sceneIf you have a friend popping over without a minute’s notice, efficiency is key. I was in a position recently where I had 45 minutes to throw makeup on and prepare something for afternoon tea when I knew that I had used up most of the flour on this cake (coconut raspberry cake.)

So I whipped up this little gem – it’s fast, easy and super impressive. Tarts are usually a pretty impressive dish to serve to people, but a frangipane tart sounds even better, it gives it an air of French sophistication. Try telling your guests that it’s “just a little plum frangipane tart I threw together” without having the smuggest face ever.

The delicious filling of this tart is gluten free, so would be perfect for celiac or gluten-sensitive friends – just make sure you find a reliable gluten free pastry. I’m in the process working out a decent gluten-free pastry, so watch this space. If you’ve got any suggestions for a GF pastry, comment below!

Plum frangipane tart:

Serves 8-10slice

  • 2 sheets frozen shortcrust pastry
  • 100g butter, room temperature
  • 1/3 cup sugar
  • 1 teaspoon vanilla
  • ½ tsp almond essence
  • 2 eggs and 1 egg yolk
  • 1 ½ cups almond meal
  • 2 large plums

pastryPreheat your oven to 180°C and grease a 35×12 cm tart tin.

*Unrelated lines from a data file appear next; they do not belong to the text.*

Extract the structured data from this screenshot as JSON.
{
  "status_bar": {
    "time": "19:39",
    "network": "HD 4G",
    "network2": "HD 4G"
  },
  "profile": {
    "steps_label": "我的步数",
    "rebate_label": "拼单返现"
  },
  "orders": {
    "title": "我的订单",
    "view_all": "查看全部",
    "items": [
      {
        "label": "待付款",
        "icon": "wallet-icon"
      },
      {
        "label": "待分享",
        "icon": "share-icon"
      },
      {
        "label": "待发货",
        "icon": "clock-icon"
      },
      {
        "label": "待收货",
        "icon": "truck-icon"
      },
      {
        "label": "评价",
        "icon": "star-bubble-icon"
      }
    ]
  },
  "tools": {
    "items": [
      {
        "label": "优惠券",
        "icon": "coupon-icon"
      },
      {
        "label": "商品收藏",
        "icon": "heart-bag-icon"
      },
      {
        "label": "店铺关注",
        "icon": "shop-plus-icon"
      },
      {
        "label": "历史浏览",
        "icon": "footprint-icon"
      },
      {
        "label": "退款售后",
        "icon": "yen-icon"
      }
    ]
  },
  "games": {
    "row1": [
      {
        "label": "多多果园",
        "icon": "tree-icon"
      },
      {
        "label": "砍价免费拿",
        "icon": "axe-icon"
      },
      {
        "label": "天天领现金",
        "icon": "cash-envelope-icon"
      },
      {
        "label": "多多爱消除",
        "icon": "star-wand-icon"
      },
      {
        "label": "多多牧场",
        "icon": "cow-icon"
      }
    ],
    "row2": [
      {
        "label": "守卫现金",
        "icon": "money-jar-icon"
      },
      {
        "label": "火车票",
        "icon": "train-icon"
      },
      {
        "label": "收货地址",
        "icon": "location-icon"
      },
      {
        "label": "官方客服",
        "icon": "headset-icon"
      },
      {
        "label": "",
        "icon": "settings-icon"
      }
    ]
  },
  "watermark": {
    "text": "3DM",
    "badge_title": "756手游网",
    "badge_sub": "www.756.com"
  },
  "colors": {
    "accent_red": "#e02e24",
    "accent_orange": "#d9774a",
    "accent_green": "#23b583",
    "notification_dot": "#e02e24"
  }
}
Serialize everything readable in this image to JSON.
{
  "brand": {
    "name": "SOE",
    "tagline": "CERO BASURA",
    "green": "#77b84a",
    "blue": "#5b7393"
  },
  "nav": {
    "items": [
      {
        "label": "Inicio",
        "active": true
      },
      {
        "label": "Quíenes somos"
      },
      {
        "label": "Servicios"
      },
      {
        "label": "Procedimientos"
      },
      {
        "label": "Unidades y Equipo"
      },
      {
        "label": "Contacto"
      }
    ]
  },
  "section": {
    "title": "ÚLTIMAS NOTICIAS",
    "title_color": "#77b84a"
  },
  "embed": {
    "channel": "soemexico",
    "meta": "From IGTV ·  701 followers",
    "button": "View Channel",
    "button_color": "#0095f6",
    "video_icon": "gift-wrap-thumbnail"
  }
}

Thaw your pastry until it is malleable enough to shape into your tart tin. Prick the uncooked tart shell with a fork, line with baking paper and pour baking weights in. Pop it in the oven for 10 minutes. Remove the tart from the oven, take away the baking weights and baking paper, then return to the oven for five minutes.

Make the filling while the tart is in the oven.

plumsCream together the butter and caster sugar until light and fluffy.  Add in the vanilla and almond essence, then the eggs and egg yolk, mix to combine. Add in the almond meal and give it a good mix.

Allow the tart to cool slightly before filling it.

Spoon the frangipane into the tart case and smooth out with a spatula. Don’t worry about being too precise, the filling with smooth out perfectly whilst in the oven.

plumThinly slice your plums and arrange them as you please. I slotted mine in at a slight angle so that some of the flesh was showing, giving the tart a little pop of colour and allowing the sugars in the plums to be exposed to more heat so that they’d caramelise slightly.

abovePop this back in the oven for 30 minutes so that you’re whipping it out of the oven just as your guests arrive. Allow the tart to cool before serving.

(I also used the baking time to throw on a face of makeup and attempt to tame my hair!)

 

Chocolate date tray cake and cool food

stripeI bet you read the title of this recipe and thought “blech, dates.”

Some foods just aren’t cool.

Kale is the popular kid at school at the moment. Quinoa comes a close second. Mangosteen is new on the block, but he’s got his sights set for popularity too.

Dates, unfortunately, don’t even register on the cool scale. Dates aren’t even bullied at school – they’re the food that other foods forget exist. Dates are unseen, unappreciated and probably do their homework in the library at lunch time.

Poor dates.